INPUT »
━━━

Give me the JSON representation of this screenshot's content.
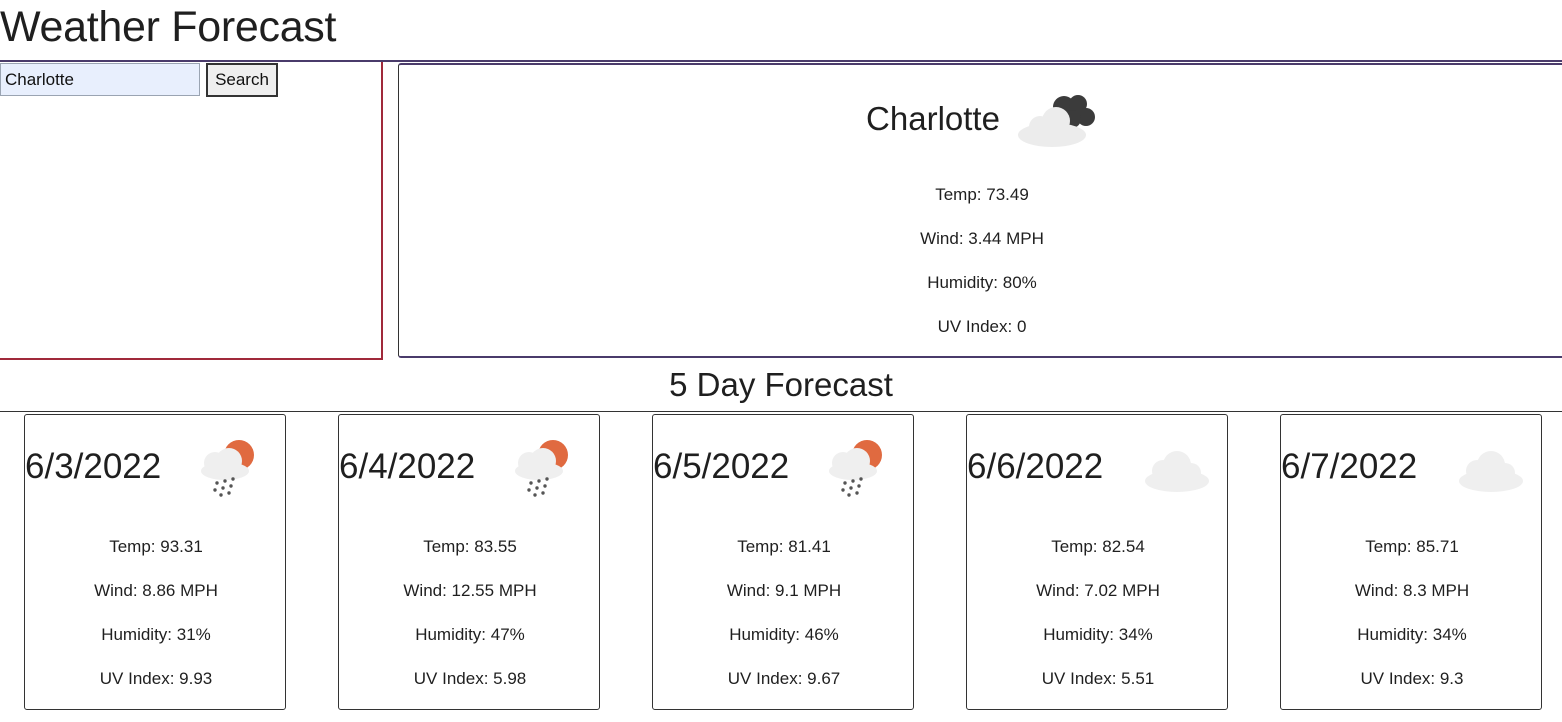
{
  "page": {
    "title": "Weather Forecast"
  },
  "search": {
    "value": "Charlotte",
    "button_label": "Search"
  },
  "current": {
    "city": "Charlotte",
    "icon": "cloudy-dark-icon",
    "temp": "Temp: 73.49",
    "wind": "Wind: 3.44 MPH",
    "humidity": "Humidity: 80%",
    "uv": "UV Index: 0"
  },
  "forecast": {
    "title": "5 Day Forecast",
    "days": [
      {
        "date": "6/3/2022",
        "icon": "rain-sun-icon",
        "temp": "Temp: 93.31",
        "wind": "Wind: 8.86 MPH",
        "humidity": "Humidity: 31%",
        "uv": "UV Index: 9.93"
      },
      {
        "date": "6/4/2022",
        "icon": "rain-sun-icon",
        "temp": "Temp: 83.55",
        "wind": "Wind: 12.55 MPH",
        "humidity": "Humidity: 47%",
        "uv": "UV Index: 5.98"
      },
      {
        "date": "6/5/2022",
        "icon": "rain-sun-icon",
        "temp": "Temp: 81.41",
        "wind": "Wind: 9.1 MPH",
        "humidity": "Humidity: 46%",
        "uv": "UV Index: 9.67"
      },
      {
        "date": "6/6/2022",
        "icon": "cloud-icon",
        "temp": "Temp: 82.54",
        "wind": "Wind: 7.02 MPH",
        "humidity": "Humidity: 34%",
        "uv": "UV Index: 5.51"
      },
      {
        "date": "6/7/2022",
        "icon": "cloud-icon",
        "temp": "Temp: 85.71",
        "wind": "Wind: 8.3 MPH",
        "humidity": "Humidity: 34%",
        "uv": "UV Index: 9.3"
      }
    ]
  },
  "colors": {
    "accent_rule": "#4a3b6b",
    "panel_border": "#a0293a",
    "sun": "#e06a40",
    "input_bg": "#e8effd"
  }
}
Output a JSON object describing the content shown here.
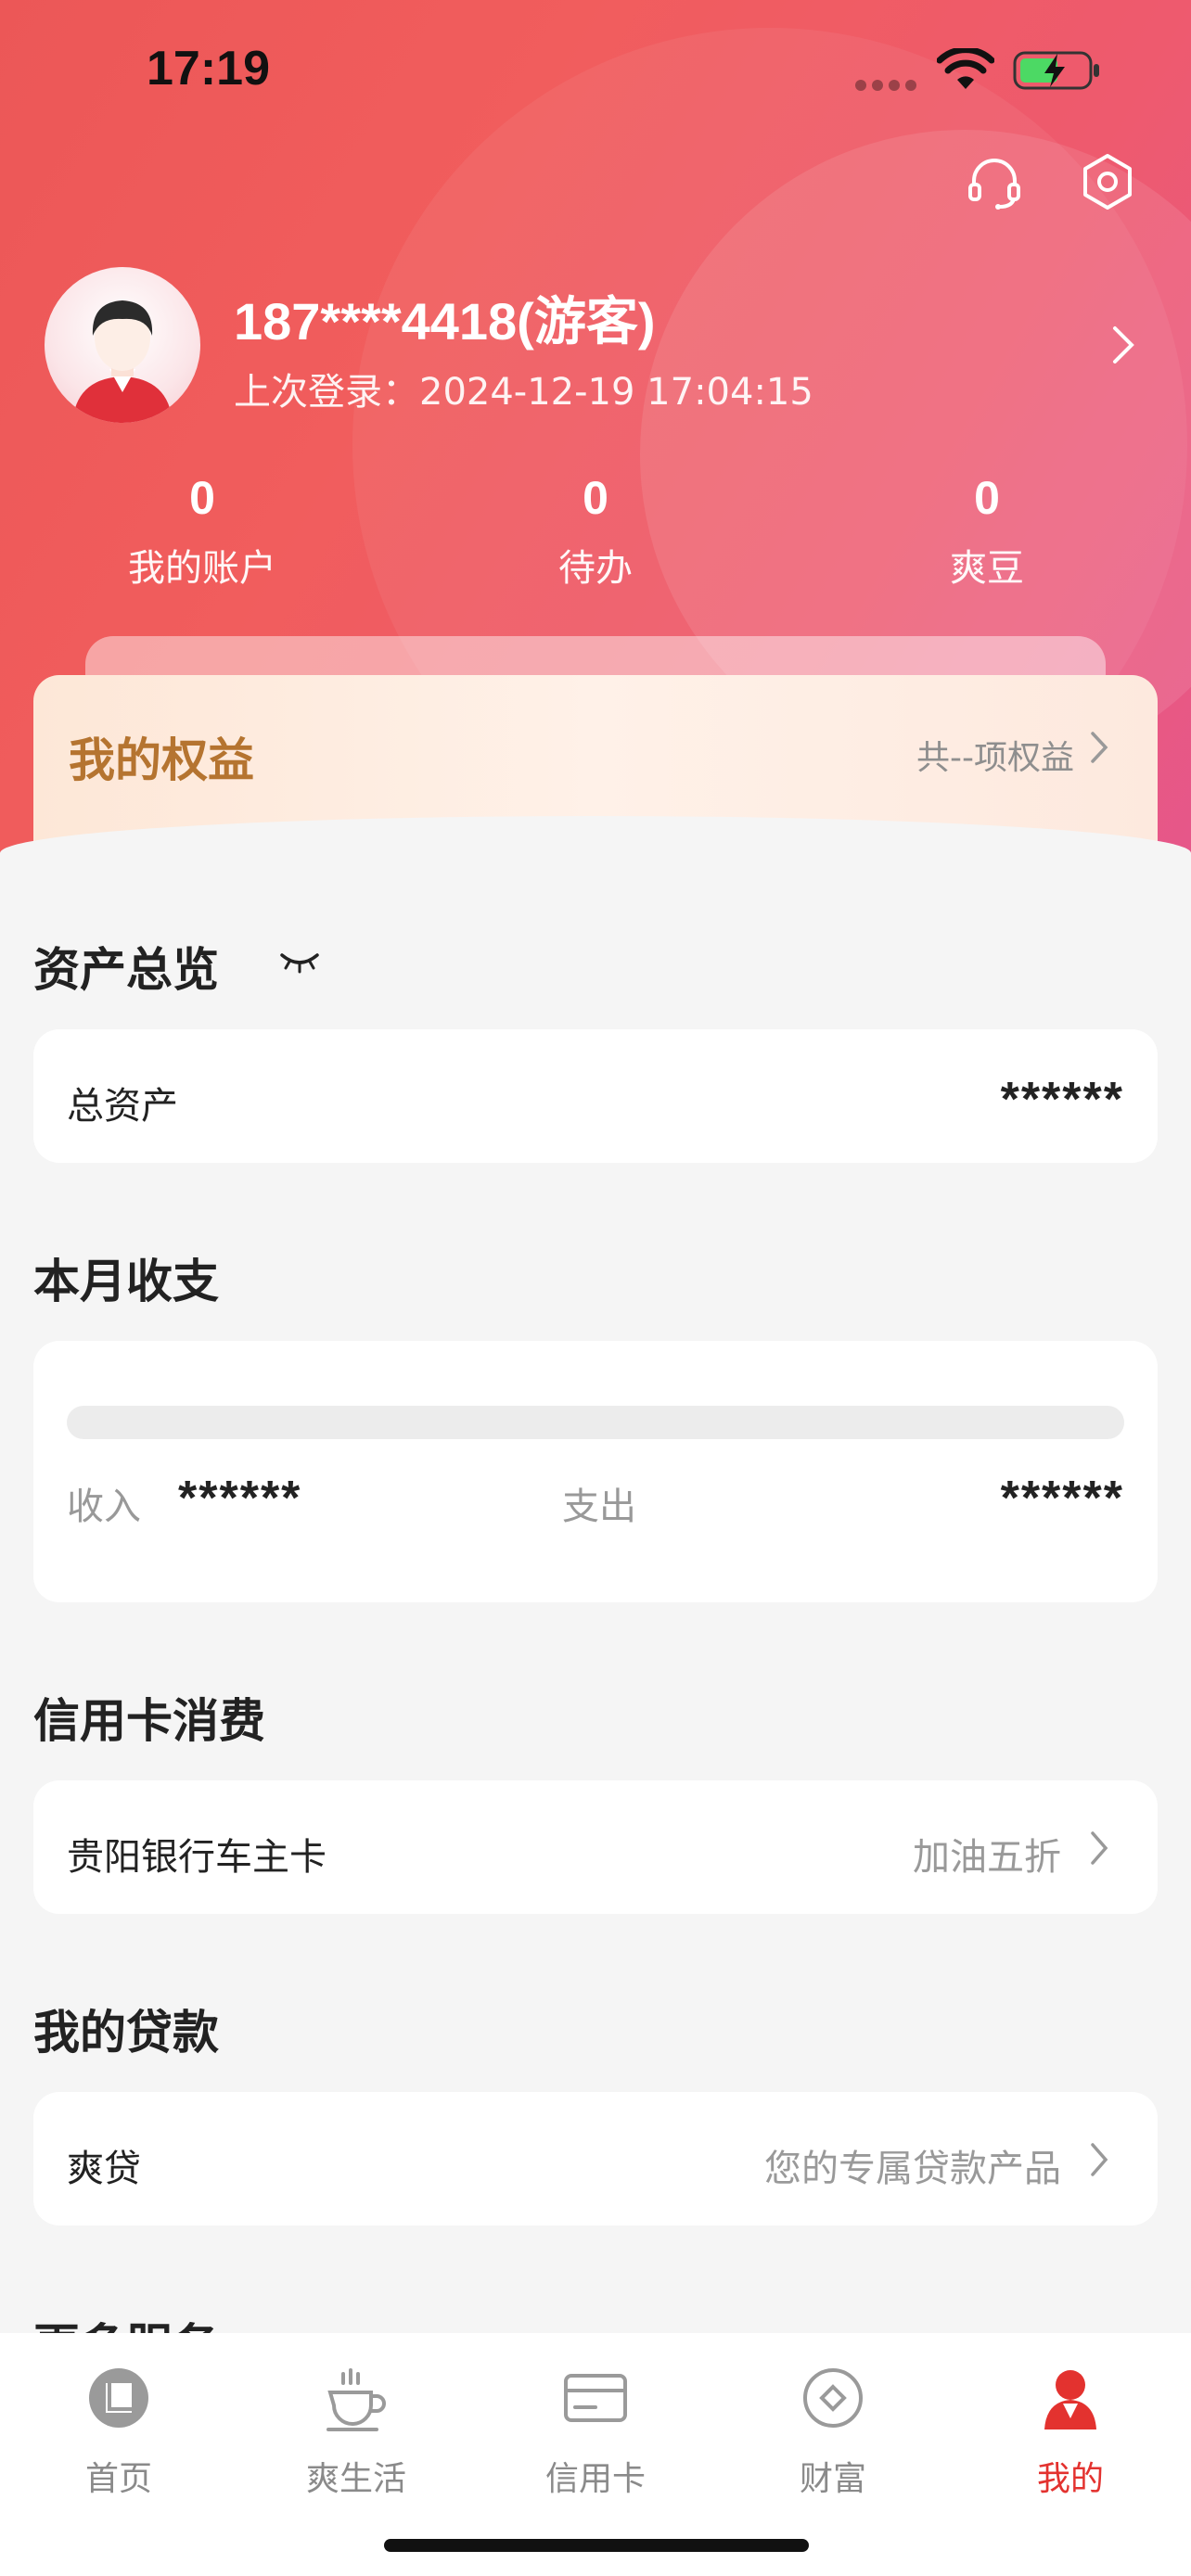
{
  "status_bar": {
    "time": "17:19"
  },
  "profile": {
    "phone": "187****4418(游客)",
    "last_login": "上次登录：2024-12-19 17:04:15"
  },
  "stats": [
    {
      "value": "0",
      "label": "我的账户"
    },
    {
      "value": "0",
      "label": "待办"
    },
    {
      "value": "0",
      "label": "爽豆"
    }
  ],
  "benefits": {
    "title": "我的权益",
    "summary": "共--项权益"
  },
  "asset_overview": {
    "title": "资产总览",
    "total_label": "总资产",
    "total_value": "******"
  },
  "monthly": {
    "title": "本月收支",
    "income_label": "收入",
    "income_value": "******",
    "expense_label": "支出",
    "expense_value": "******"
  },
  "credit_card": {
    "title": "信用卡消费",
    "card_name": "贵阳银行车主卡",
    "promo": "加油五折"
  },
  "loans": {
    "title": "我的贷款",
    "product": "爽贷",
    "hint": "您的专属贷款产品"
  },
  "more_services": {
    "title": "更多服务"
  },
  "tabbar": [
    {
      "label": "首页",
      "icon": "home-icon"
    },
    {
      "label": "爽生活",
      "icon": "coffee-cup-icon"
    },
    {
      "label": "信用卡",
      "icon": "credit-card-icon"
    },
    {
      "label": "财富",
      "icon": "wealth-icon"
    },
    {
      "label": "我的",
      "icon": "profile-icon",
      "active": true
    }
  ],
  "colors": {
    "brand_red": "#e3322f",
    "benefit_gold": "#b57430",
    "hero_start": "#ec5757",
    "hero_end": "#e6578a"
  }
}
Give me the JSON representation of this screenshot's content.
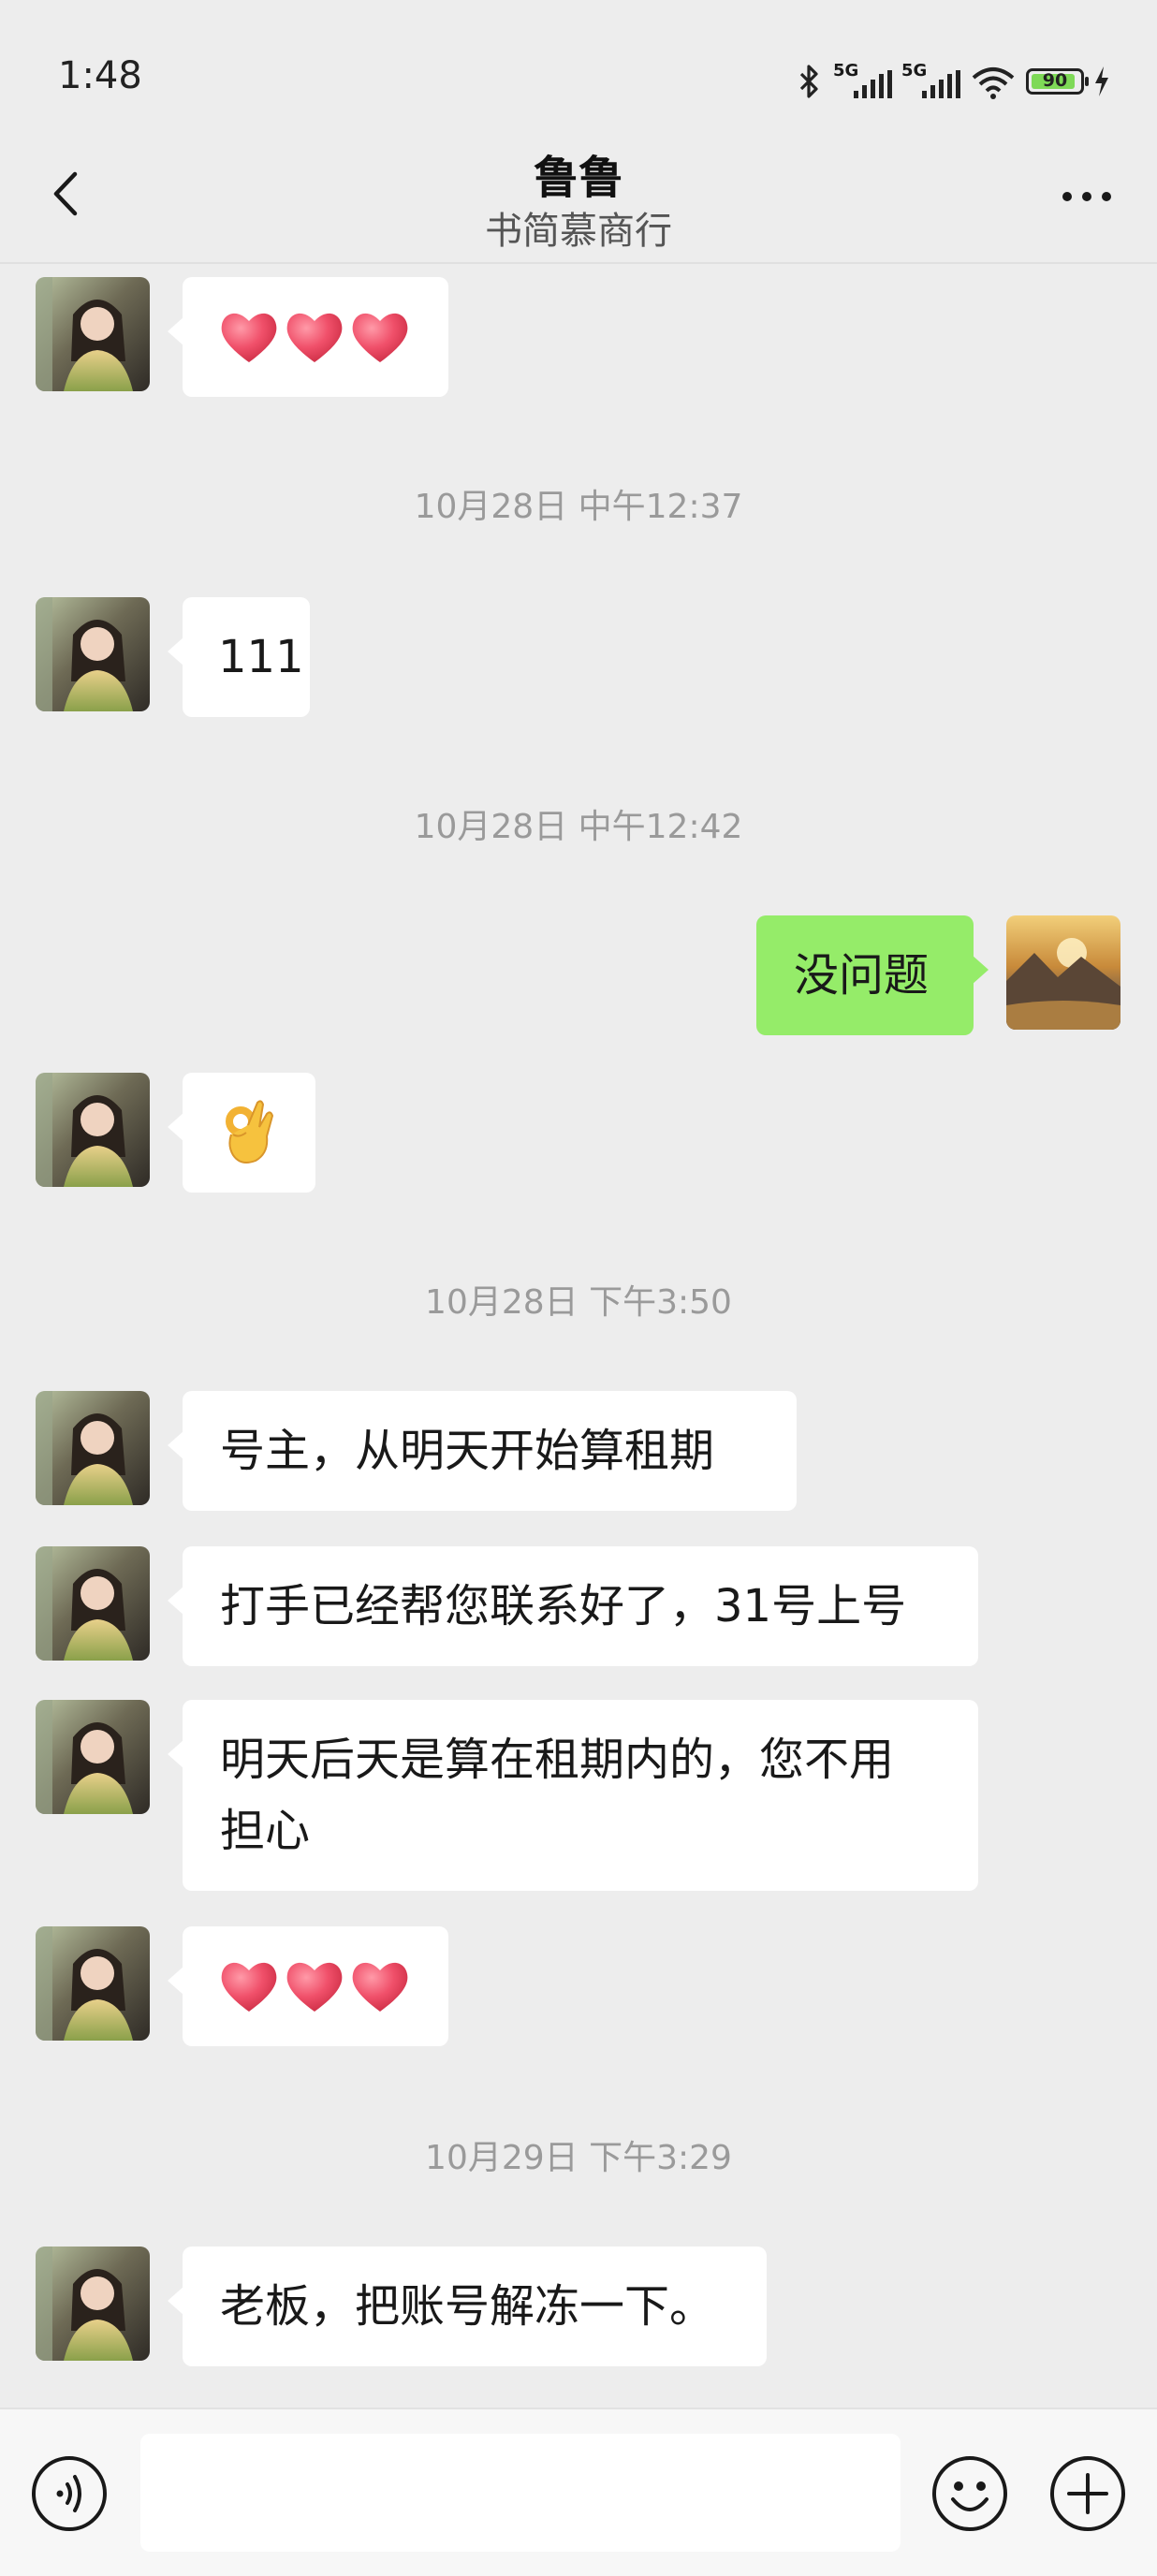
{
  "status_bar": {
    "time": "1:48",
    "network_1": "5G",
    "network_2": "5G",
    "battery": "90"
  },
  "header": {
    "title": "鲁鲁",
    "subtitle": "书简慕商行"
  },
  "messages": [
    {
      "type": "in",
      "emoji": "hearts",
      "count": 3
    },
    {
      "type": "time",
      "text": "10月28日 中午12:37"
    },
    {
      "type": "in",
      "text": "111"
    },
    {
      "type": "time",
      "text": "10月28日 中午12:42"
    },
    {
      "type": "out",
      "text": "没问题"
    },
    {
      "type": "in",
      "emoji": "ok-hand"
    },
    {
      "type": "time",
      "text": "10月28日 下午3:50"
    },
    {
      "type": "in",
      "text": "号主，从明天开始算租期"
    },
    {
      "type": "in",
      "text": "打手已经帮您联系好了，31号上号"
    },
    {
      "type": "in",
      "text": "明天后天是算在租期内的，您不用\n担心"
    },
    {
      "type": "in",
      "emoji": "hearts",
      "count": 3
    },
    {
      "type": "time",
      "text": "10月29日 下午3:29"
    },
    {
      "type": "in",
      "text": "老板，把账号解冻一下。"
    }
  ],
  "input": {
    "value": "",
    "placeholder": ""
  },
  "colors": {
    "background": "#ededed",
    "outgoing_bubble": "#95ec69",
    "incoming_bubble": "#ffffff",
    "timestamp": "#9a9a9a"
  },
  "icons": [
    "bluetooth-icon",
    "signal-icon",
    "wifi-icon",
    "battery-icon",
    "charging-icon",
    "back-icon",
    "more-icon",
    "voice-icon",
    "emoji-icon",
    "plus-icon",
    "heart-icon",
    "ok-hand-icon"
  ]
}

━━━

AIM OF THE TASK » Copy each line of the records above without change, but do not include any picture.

TASK OUTPUT »
Give me the JSON representation of this screenshot's content.
{
  "page": {
    "title": "Weather Forecast"
  },
  "search": {
    "value": "Charlotte",
    "button_label": "Search"
  },
  "current": {
    "city": "Charlotte",
    "icon": "cloudy-dark-icon",
    "temp": "Temp: 73.49",
    "wind": "Wind: 3.44 MPH",
    "humidity": "Humidity: 80%",
    "uv": "UV Index: 0"
  },
  "forecast": {
    "title": "5 Day Forecast",
    "days": [
      {
        "date": "6/3/2022",
        "icon": "rain-sun-icon",
        "temp": "Temp: 93.31",
        "wind": "Wind: 8.86 MPH",
        "humidity": "Humidity: 31%",
        "uv": "UV Index: 9.93"
      },
      {
        "date": "6/4/2022",
        "icon": "rain-sun-icon",
        "temp": "Temp: 83.55",
        "wind": "Wind: 12.55 MPH",
        "humidity": "Humidity: 47%",
        "uv": "UV Index: 5.98"
      },
      {
        "date": "6/5/2022",
        "icon": "rain-sun-icon",
        "temp": "Temp: 81.41",
        "wind": "Wind: 9.1 MPH",
        "humidity": "Humidity: 46%",
        "uv": "UV Index: 9.67"
      },
      {
        "date": "6/6/2022",
        "icon": "cloud-icon",
        "temp": "Temp: 82.54",
        "wind": "Wind: 7.02 MPH",
        "humidity": "Humidity: 34%",
        "uv": "UV Index: 5.51"
      },
      {
        "date": "6/7/2022",
        "icon": "cloud-icon",
        "temp": "Temp: 85.71",
        "wind": "Wind: 8.3 MPH",
        "humidity": "Humidity: 34%",
        "uv": "UV Index: 9.3"
      }
    ]
  },
  "colors": {
    "accent_rule": "#4a3b6b",
    "panel_border": "#a0293a",
    "sun": "#e06a40",
    "input_bg": "#e8effd"
  }
}
Output a JSON object describing the content shown here.
{
  "status_bar": {
    "time": "17:19"
  },
  "profile": {
    "phone": "187****4418(游客)",
    "last_login": "上次登录：2024-12-19 17:04:15"
  },
  "stats": [
    {
      "value": "0",
      "label": "我的账户"
    },
    {
      "value": "0",
      "label": "待办"
    },
    {
      "value": "0",
      "label": "爽豆"
    }
  ],
  "benefits": {
    "title": "我的权益",
    "summary": "共--项权益"
  },
  "asset_overview": {
    "title": "资产总览",
    "total_label": "总资产",
    "total_value": "******"
  },
  "monthly": {
    "title": "本月收支",
    "income_label": "收入",
    "income_value": "******",
    "expense_label": "支出",
    "expense_value": "******"
  },
  "credit_card": {
    "title": "信用卡消费",
    "card_name": "贵阳银行车主卡",
    "promo": "加油五折"
  },
  "loans": {
    "title": "我的贷款",
    "product": "爽贷",
    "hint": "您的专属贷款产品"
  },
  "more_services": {
    "title": "更多服务"
  },
  "tabbar": [
    {
      "label": "首页",
      "icon": "home-icon"
    },
    {
      "label": "爽生活",
      "icon": "coffee-cup-icon"
    },
    {
      "label": "信用卡",
      "icon": "credit-card-icon"
    },
    {
      "label": "财富",
      "icon": "wealth-icon"
    },
    {
      "label": "我的",
      "icon": "profile-icon",
      "active": true
    }
  ],
  "colors": {
    "brand_red": "#e3322f",
    "benefit_gold": "#b57430",
    "hero_start": "#ec5757",
    "hero_end": "#e6578a"
  }
}
Give me the JSON representation of this screenshot's content.
{
  "status_bar": {
    "time": "1:48",
    "network_1": "5G",
    "network_2": "5G",
    "battery": "90"
  },
  "header": {
    "title": "鲁鲁",
    "subtitle": "书简慕商行"
  },
  "messages": [
    {
      "type": "in",
      "emoji": "hearts",
      "count": 3
    },
    {
      "type": "time",
      "text": "10月28日 中午12:37"
    },
    {
      "type": "in",
      "text": "111"
    },
    {
      "type": "time",
      "text": "10月28日 中午12:42"
    },
    {
      "type": "out",
      "text": "没问题"
    },
    {
      "type": "in",
      "emoji": "ok-hand"
    },
    {
      "type": "time",
      "text": "10月28日 下午3:50"
    },
    {
      "type": "in",
      "text": "号主，从明天开始算租期"
    },
    {
      "type": "in",
      "text": "打手已经帮您联系好了，31号上号"
    },
    {
      "type": "in",
      "text": "明天后天是算在租期内的，您不用\n担心"
    },
    {
      "type": "in",
      "emoji": "hearts",
      "count": 3
    },
    {
      "type": "time",
      "text": "10月29日 下午3:29"
    },
    {
      "type": "in",
      "text": "老板，把账号解冻一下。"
    }
  ],
  "input": {
    "value": "",
    "placeholder": ""
  },
  "colors": {
    "background": "#ededed",
    "outgoing_bubble": "#95ec69",
    "incoming_bubble": "#ffffff",
    "timestamp": "#9a9a9a"
  },
  "icons": [
    "bluetooth-icon",
    "signal-icon",
    "wifi-icon",
    "battery-icon",
    "charging-icon",
    "back-icon",
    "more-icon",
    "voice-icon",
    "emoji-icon",
    "plus-icon",
    "heart-icon",
    "ok-hand-icon"
  ]
}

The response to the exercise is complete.